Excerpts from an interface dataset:
--*--

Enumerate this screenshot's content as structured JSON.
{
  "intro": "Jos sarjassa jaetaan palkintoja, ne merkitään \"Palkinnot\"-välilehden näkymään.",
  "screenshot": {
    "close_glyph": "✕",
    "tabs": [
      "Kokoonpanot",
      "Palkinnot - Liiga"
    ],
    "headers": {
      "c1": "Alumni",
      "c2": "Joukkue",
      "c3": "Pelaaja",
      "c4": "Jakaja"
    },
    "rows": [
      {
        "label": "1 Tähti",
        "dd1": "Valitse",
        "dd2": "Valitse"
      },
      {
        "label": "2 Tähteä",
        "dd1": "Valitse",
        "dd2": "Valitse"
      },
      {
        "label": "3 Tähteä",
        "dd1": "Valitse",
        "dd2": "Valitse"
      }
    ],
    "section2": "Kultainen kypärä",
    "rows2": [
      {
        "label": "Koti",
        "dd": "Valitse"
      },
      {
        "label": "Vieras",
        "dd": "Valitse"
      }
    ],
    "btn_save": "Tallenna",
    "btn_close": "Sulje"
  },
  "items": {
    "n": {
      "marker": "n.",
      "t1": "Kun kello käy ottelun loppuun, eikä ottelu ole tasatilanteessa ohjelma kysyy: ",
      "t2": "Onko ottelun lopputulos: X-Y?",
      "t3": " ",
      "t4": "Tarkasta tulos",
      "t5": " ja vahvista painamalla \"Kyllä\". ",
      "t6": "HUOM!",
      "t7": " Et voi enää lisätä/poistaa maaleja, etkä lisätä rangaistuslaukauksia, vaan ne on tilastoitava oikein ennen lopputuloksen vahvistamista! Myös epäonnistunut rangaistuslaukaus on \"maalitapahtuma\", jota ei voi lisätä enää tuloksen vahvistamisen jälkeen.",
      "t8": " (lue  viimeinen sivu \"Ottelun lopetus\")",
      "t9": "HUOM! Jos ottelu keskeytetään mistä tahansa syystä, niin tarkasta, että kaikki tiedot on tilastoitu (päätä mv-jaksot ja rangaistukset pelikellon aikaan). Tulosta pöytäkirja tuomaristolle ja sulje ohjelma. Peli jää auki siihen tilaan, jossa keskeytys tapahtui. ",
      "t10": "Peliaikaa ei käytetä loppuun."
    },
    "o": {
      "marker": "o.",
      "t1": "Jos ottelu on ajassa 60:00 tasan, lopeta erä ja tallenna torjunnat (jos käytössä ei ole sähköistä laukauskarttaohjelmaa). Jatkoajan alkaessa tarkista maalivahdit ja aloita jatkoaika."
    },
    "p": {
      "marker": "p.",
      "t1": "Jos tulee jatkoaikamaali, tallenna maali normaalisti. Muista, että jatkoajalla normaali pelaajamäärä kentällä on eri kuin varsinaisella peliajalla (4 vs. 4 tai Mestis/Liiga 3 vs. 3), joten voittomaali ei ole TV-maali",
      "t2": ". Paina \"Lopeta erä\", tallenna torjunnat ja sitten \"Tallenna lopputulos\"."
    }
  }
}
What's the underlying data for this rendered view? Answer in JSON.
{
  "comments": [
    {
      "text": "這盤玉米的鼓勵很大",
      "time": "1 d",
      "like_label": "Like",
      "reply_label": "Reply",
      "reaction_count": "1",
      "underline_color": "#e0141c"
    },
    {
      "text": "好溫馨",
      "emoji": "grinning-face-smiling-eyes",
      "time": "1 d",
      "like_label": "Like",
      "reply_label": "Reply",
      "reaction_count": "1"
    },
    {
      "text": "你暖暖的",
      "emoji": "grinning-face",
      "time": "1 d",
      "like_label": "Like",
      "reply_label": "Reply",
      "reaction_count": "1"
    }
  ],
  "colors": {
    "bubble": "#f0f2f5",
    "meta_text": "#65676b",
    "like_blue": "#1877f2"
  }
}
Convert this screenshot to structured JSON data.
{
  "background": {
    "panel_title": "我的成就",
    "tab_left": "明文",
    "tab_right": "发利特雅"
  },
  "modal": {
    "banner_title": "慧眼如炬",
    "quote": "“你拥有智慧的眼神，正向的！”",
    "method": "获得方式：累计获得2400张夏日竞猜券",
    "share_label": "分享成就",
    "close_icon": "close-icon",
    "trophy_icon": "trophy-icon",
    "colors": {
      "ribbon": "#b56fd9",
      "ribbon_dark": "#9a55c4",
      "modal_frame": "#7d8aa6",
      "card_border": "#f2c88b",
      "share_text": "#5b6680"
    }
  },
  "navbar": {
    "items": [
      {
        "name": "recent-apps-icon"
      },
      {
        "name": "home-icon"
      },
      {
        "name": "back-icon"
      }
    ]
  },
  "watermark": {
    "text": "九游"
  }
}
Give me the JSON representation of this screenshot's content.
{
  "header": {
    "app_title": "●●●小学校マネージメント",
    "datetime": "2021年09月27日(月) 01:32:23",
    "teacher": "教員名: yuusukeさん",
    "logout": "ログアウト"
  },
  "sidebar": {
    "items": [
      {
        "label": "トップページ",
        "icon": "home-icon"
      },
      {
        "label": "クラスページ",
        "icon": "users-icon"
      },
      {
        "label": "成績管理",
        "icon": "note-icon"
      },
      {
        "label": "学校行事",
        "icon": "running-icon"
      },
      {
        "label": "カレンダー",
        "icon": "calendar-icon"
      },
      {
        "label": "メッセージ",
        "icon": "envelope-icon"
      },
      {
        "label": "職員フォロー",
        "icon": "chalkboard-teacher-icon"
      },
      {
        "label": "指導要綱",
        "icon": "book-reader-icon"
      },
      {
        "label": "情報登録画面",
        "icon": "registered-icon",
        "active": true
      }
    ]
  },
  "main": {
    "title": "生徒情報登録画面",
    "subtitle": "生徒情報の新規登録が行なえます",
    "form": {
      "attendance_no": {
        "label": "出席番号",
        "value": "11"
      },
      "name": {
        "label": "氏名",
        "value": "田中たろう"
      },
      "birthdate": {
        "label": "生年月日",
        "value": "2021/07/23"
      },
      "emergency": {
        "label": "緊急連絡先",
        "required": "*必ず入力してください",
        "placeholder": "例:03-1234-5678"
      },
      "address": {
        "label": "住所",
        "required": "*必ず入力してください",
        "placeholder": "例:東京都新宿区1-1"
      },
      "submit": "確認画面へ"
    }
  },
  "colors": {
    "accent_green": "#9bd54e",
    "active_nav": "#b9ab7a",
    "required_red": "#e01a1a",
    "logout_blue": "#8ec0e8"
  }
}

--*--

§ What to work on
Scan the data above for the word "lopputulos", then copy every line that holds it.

§ Response box
      "t2": "Onko ottelun lopputulos: X-Y?",
      "t2": ". Paina \"Lopeta erä\", tallenna torjunnat ja sitten \"Tallenna lopputulos\"."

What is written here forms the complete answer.